*** Material provided Section Begins ***

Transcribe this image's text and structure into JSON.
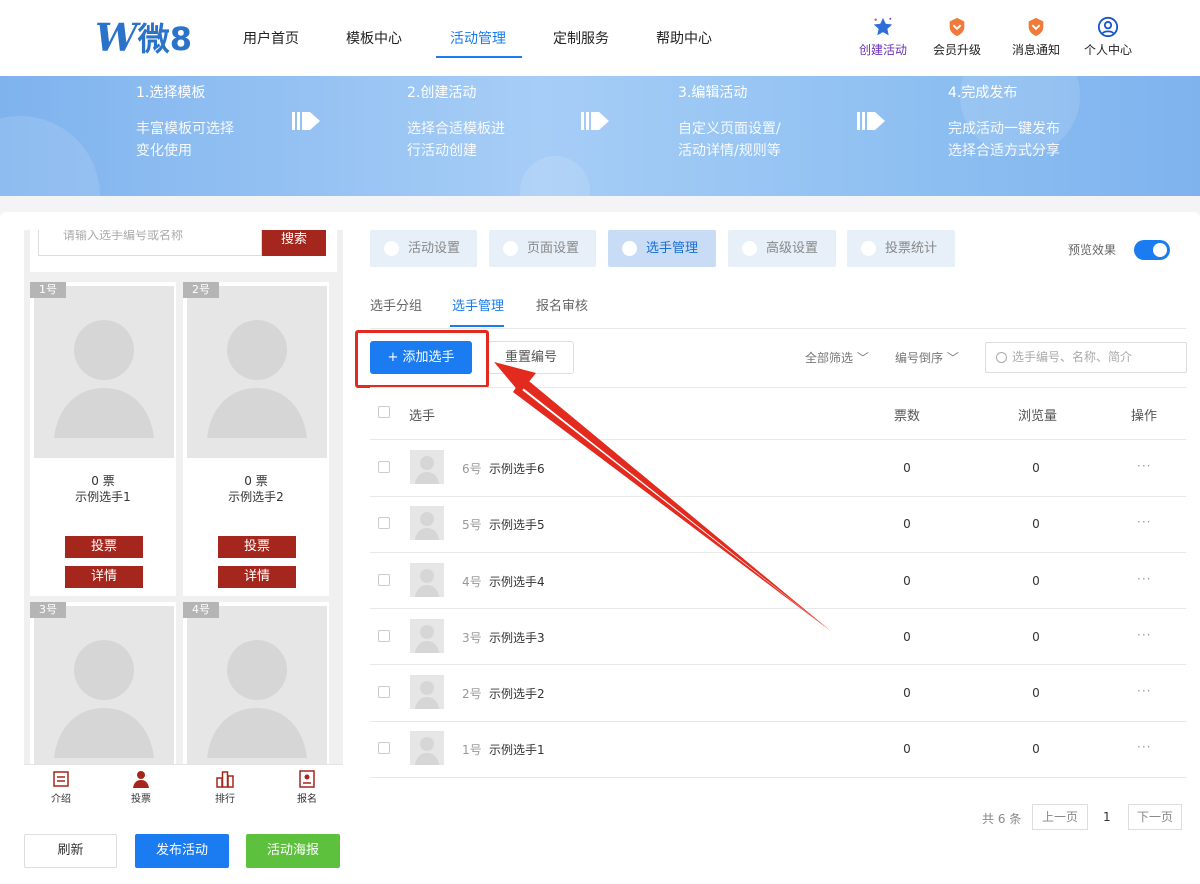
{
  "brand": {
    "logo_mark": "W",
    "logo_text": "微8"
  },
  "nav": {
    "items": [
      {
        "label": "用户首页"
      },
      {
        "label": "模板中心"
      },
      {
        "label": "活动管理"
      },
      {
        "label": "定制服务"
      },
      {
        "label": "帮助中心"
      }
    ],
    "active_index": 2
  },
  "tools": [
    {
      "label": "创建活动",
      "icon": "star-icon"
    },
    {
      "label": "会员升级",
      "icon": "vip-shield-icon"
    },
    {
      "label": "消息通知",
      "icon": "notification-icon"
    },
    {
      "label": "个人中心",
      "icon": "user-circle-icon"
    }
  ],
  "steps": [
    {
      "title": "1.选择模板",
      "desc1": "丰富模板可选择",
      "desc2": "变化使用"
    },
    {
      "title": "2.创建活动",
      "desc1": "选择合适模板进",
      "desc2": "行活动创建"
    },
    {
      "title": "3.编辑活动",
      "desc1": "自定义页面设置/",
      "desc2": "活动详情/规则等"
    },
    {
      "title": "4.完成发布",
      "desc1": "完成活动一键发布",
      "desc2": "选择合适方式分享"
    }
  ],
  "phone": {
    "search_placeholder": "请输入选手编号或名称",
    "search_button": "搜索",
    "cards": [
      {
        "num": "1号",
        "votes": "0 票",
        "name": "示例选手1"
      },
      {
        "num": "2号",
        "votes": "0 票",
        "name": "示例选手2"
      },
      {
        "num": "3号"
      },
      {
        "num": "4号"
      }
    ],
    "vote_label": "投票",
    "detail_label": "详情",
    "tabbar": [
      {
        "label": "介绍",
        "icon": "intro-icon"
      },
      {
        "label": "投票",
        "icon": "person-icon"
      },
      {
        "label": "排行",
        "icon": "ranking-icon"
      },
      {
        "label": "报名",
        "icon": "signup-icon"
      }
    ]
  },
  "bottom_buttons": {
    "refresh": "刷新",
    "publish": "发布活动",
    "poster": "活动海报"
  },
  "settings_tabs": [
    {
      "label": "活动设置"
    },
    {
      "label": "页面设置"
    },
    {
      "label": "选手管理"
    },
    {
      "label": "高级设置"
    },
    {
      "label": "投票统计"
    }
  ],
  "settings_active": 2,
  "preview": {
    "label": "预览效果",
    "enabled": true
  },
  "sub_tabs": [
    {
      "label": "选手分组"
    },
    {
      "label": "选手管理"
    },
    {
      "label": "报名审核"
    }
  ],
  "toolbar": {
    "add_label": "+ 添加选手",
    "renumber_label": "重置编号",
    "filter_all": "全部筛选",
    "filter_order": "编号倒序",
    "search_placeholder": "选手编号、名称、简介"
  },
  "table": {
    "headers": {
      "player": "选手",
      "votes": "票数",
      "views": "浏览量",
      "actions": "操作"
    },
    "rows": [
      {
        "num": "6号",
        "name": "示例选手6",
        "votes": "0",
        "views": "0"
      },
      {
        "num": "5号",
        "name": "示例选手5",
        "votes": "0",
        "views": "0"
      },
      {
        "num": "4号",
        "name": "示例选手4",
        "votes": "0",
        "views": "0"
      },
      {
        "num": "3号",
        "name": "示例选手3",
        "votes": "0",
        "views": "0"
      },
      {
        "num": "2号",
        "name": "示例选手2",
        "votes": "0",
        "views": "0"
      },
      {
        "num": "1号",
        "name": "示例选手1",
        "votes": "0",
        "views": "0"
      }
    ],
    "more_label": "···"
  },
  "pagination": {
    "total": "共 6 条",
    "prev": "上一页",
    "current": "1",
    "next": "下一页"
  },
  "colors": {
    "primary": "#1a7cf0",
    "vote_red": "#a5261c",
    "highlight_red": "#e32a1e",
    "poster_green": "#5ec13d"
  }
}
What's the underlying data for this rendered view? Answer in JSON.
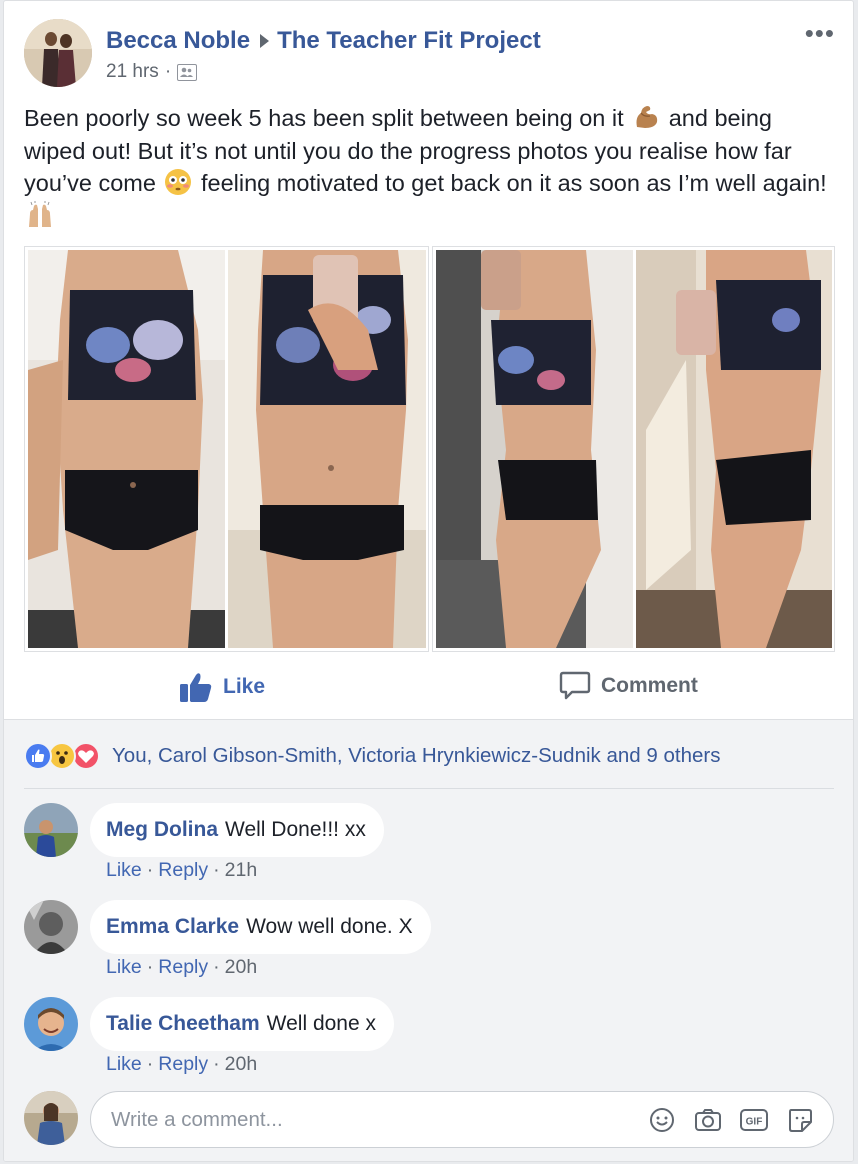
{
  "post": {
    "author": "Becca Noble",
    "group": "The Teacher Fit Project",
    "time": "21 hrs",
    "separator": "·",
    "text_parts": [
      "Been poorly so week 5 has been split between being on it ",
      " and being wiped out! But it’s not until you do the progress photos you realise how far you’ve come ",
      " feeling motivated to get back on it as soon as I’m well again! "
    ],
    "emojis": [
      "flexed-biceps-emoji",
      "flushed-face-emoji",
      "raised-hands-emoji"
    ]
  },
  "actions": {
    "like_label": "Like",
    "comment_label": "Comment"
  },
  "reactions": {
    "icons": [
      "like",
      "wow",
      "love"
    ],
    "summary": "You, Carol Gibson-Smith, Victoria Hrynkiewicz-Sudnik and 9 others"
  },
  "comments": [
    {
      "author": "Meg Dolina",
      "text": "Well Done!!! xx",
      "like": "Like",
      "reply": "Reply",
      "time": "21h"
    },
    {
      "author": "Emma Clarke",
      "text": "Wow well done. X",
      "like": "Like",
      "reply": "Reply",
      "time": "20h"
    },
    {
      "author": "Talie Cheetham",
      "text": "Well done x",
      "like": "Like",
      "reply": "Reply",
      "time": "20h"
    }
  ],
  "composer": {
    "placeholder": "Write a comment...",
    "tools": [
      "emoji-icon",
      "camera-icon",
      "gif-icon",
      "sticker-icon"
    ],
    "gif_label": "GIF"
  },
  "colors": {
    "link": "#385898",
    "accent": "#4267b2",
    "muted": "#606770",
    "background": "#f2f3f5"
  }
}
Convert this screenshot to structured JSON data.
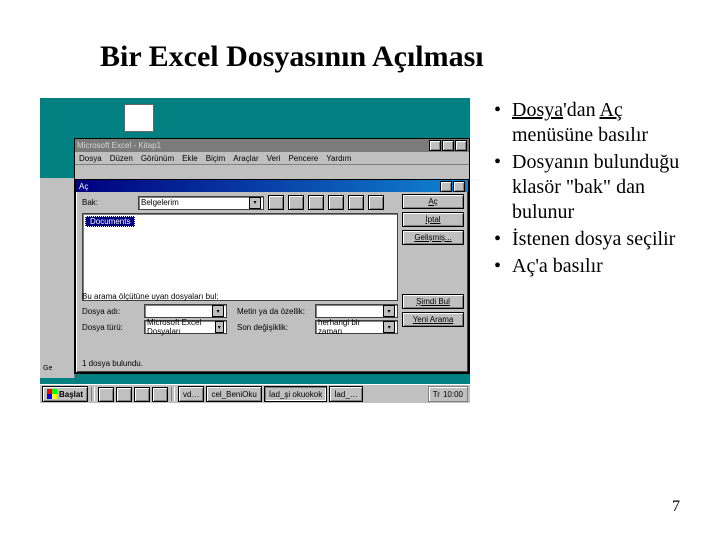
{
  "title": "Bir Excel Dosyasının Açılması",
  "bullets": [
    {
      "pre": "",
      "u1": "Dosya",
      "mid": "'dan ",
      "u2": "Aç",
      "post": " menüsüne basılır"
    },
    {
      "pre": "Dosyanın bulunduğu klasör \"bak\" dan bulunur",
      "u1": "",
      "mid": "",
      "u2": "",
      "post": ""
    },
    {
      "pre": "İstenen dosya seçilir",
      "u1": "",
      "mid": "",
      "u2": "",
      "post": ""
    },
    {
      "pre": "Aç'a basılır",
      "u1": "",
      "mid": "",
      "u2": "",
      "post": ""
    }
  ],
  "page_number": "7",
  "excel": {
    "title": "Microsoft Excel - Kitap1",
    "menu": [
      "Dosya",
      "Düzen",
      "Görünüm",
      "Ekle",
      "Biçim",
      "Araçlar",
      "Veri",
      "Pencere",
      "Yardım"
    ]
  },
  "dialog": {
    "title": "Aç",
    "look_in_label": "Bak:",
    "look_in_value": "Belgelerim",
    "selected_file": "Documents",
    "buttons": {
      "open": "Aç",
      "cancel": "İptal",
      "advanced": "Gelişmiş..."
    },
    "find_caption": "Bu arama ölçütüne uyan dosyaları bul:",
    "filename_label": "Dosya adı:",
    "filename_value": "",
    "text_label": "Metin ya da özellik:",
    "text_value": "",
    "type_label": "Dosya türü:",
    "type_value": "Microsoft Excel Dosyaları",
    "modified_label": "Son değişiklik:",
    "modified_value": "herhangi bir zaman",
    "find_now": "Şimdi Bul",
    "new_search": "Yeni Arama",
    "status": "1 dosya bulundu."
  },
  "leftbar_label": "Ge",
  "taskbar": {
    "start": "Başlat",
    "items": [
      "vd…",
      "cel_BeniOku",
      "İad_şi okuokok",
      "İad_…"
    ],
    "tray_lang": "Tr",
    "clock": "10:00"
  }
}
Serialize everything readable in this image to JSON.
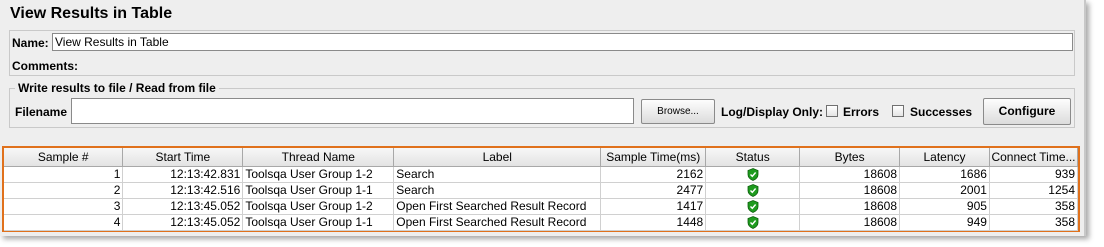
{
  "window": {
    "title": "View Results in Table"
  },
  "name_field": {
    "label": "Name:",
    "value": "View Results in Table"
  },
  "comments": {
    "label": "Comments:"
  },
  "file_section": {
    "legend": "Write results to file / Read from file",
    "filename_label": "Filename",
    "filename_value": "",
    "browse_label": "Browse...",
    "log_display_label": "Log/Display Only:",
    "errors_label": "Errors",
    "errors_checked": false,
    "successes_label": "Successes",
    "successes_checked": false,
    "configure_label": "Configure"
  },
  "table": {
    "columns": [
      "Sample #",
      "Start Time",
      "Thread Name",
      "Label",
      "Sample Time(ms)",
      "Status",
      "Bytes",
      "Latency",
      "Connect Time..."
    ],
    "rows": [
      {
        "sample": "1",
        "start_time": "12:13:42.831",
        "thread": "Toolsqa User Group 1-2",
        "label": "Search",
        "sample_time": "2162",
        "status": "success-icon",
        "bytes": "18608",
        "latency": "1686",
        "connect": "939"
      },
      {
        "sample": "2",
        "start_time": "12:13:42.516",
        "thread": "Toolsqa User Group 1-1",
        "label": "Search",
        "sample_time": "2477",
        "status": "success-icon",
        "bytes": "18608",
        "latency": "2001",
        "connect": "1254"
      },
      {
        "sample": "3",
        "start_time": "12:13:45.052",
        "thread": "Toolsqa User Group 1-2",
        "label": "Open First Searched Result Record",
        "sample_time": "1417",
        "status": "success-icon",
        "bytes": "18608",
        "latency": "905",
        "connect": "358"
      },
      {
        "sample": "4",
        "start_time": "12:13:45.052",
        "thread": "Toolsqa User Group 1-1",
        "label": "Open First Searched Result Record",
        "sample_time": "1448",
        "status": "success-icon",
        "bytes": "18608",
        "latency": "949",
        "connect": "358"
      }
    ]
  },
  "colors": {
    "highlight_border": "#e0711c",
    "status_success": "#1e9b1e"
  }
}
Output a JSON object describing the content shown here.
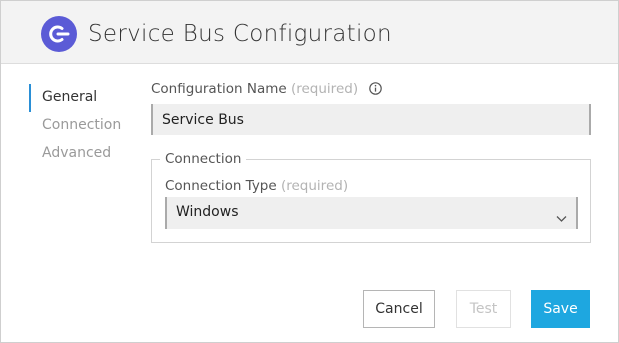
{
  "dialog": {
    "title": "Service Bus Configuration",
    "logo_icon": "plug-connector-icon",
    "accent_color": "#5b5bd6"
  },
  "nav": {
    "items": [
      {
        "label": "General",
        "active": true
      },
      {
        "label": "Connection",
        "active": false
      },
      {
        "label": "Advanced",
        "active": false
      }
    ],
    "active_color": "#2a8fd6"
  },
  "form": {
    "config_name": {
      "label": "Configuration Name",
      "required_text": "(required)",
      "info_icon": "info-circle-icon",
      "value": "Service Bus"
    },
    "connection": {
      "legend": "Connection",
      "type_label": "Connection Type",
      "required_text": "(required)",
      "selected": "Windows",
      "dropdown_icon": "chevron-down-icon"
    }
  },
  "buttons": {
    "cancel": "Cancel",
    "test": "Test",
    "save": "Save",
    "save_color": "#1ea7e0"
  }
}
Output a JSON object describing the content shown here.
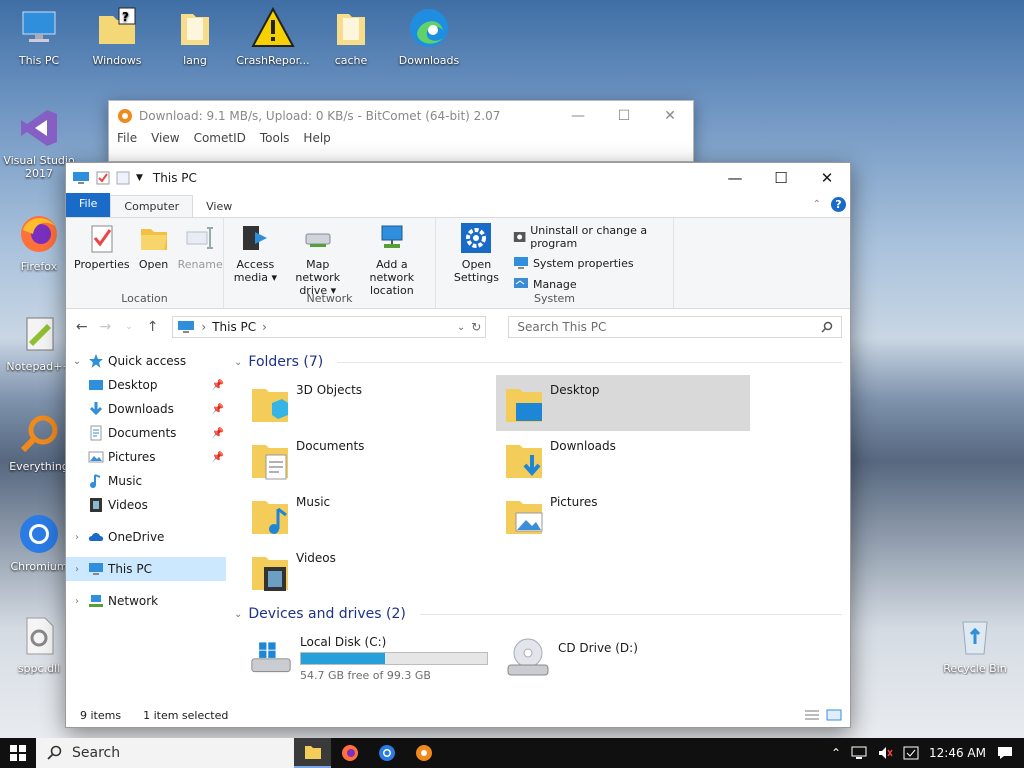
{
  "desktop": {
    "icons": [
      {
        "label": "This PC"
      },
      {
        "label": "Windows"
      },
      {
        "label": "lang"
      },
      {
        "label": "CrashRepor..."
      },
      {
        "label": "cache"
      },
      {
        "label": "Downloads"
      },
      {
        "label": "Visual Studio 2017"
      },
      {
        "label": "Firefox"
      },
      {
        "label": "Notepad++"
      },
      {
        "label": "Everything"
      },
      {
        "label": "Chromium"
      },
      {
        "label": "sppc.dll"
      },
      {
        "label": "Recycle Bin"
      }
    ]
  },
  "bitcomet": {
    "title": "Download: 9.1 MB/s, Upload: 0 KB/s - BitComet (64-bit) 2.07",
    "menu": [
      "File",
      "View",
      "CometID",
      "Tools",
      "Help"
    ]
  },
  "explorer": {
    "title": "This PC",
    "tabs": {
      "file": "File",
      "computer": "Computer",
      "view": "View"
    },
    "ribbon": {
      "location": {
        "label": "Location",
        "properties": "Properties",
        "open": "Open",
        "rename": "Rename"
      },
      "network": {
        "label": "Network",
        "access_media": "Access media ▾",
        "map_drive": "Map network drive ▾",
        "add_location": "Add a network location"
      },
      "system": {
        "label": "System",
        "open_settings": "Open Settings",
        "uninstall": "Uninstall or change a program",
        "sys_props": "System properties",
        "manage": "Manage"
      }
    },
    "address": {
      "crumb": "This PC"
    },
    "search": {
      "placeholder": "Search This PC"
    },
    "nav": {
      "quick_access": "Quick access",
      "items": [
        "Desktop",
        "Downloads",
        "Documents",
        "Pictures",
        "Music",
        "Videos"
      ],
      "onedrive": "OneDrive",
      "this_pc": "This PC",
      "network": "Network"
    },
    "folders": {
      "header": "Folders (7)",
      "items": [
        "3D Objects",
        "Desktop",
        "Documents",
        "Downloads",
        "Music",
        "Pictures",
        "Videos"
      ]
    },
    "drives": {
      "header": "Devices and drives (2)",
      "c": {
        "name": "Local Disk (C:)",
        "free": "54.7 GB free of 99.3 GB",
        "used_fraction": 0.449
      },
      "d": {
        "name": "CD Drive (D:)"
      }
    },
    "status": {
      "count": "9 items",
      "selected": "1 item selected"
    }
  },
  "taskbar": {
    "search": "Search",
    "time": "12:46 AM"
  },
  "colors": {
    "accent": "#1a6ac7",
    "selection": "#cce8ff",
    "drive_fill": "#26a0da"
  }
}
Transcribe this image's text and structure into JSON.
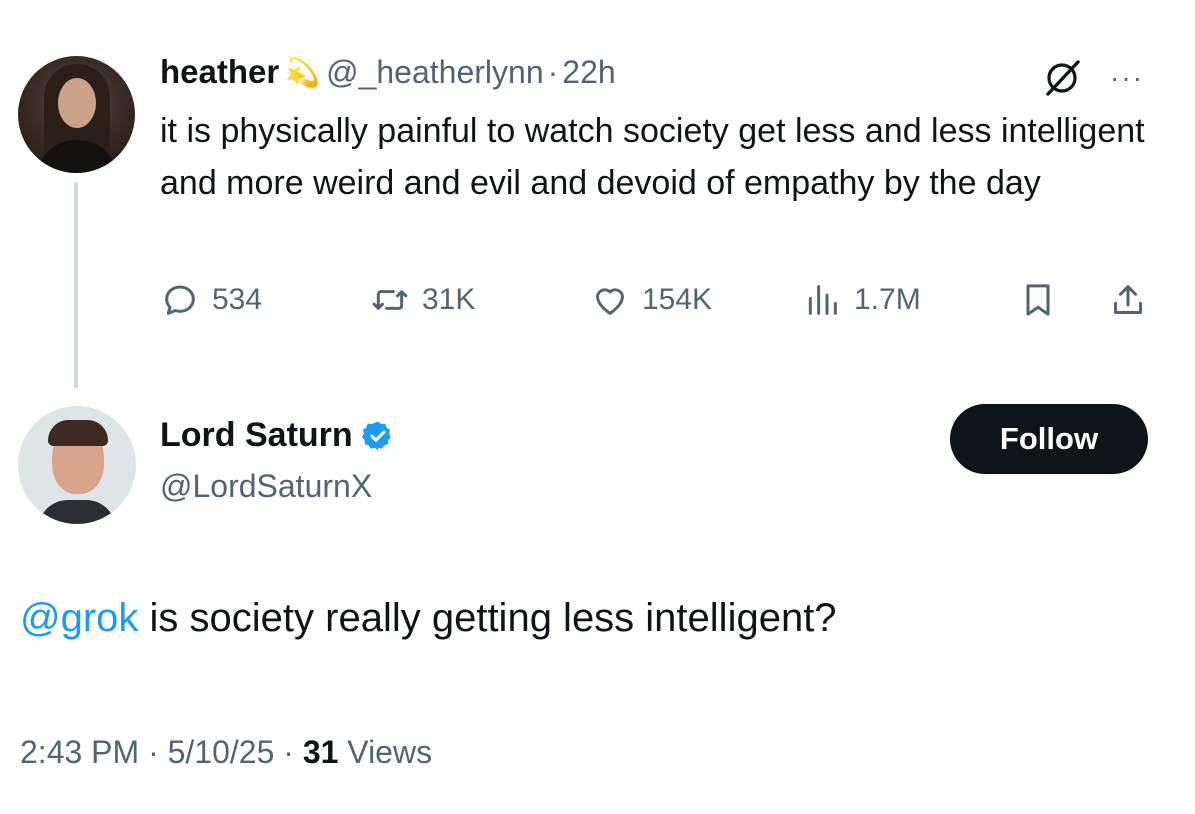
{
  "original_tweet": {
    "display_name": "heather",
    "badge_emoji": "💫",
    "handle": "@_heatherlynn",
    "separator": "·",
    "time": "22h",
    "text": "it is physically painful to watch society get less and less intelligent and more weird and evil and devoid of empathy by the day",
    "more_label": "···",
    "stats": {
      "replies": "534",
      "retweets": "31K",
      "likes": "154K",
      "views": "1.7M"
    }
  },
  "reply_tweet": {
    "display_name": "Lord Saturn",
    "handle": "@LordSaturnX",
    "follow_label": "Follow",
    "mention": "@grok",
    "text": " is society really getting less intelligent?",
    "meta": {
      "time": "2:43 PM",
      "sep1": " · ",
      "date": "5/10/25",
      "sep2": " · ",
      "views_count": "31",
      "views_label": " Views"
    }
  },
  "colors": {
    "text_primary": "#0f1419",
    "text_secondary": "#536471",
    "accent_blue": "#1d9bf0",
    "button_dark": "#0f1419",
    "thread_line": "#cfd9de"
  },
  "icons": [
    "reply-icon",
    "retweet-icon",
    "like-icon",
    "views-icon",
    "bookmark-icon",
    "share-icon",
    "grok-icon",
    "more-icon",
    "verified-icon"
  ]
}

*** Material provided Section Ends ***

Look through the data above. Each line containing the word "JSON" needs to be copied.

Transcribe this image's text and structure into JSON.
What's the underlying data for this rendered view? Answer in JSON.
Convert this screenshot to structured JSON data.
Serialize everything readable in this image to JSON.
Output a JSON object describing the content shown here.
Output a JSON object describing the content shown here.
Transcribe this image's text and structure into JSON.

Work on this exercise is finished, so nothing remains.